Aaron Morell, who described himself as a writer, housepainter and amateur musician, brought his eight year-old daughter Mackenzie along to perform an original tune titled “Little Timmy and the Big Cherry.” Morell started writing the song 17 years ago, “but this was the impetus to finish the song.”
He got a good review from his young singing partner, who said that she “likes the song because it’s funny.” And she nodded and smiled when her dad proclaimed that it was “a pretty cool experience.”
“Today was special,” Ted noted, “having a father and daughter make a record.” It might be difficult for a generation that grew up on CD’s and MP3’s to understand, but there are a lot of people who see the classic LP as something special. Riederer, who started playing in bands when he was thirteen, fondly recalls the record store in Maryland that he hung out in religiously – “Yesterday and Today” – as the place where he “learned to be a human being.”
“Because the draw here is vinyl, some people come out of curiosity. But for a lot of people the dream is to be on vinyl. It’s not about fame, it’s about art.” And he doesn’t have a problem with the fact that he is creating a very limited edition for each session. “I like precious objects,” he says.

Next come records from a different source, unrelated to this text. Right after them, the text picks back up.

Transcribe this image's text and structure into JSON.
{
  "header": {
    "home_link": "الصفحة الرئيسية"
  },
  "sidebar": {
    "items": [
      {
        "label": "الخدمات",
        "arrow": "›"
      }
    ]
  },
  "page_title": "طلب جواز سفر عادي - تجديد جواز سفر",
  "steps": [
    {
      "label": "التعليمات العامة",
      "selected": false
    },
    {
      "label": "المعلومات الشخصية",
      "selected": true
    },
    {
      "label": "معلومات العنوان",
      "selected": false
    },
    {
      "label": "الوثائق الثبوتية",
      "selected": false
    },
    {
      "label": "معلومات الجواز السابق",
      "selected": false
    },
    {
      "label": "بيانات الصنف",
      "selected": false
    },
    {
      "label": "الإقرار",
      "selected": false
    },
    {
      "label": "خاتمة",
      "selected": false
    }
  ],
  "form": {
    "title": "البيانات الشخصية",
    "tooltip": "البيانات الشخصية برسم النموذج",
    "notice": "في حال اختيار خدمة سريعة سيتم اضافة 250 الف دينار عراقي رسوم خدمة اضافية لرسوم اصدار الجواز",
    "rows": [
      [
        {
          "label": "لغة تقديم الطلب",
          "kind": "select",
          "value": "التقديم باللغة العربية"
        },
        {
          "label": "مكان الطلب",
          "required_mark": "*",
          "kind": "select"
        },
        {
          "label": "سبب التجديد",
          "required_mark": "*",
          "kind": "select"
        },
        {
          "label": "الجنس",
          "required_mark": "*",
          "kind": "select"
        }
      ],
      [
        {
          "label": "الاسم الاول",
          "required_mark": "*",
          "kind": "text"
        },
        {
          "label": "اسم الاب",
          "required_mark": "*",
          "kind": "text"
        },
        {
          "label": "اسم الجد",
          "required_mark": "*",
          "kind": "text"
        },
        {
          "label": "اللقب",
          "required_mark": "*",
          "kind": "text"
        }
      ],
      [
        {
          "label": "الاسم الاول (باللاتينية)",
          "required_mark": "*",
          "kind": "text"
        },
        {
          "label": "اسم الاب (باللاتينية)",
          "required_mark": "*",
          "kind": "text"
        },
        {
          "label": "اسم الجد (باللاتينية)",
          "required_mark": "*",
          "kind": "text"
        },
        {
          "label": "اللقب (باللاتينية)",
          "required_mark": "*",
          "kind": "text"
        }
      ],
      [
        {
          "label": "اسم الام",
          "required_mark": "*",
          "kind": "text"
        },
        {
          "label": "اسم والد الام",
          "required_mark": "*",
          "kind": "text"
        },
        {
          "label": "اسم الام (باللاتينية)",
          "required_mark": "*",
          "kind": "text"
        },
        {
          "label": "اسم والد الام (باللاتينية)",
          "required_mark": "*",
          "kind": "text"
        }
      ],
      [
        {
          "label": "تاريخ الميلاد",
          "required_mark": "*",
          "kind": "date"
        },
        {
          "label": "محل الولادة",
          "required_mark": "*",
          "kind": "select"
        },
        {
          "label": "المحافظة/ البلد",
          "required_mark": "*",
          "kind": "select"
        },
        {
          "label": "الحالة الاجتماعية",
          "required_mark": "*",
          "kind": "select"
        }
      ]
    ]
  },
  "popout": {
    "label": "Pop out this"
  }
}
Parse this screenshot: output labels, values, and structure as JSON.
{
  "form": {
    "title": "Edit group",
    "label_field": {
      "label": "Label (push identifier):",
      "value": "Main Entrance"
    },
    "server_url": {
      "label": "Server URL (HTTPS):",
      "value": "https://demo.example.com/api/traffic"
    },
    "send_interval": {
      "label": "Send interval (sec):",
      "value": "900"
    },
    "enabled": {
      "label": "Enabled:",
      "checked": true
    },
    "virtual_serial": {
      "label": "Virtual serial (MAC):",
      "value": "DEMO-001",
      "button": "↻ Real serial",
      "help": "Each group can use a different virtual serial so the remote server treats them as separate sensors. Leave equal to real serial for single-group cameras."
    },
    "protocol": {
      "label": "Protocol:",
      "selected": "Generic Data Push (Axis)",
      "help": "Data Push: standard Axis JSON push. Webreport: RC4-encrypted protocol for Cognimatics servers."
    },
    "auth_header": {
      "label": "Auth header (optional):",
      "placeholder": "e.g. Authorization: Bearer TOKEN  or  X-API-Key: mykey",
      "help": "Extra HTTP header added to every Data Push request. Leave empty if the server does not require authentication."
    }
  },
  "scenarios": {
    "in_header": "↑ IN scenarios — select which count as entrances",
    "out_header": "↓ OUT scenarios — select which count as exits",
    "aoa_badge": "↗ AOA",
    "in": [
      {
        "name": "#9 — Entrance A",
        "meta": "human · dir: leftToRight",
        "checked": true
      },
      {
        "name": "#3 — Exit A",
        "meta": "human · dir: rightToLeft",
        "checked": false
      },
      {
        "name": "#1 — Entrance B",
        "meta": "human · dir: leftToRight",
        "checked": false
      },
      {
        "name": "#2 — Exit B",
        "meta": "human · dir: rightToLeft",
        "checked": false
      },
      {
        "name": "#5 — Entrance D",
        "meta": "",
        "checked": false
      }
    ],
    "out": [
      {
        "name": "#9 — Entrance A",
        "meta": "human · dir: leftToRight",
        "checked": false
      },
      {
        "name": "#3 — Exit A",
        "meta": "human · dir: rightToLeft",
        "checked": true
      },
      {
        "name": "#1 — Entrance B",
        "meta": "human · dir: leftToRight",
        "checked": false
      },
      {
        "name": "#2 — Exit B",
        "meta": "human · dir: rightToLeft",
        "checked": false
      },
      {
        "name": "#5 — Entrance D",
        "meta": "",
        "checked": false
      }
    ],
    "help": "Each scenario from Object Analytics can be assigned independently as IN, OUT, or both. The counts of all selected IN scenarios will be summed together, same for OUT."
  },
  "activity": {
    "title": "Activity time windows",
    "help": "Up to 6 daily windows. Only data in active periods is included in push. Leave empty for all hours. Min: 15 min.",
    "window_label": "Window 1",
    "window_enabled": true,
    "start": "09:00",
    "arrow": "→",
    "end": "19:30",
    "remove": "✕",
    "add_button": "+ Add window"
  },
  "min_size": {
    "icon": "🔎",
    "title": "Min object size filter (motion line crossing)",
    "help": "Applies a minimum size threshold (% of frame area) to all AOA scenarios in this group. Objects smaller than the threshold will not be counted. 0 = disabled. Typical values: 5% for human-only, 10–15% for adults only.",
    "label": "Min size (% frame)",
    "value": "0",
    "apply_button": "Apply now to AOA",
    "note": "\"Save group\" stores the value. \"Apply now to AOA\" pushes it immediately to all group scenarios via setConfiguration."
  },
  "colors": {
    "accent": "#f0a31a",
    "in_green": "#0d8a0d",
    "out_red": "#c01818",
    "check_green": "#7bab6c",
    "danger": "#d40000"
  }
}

Riederer hopes to continue making those objects for as long as people are interested. He’s planning for the next location to be in Israel and he still hopes that some of the places that have fallen through in the past – in Mexico, Liberia, Ecuador, India – will come through.
“The reason for the longevity of the project is that despite all the division and negative rhetoric, people still want to hear the words and music of others. If no one cared about listening to other people, I wouldn’t have been able to do this for ten years. “
And he manages to do it without corporate sponsorship. He turned down a lot of money from Samsung with no regrets, for example. “I have a day job at an awesome gallery (Howl Happening),” he explained. “I want to keep my art free of corrupting influence.”
“Never Records is a crazy, magical thing,” he says, smiling. “I’ve had the best decade of anyone I know.”
Never Records info: neverrecords.net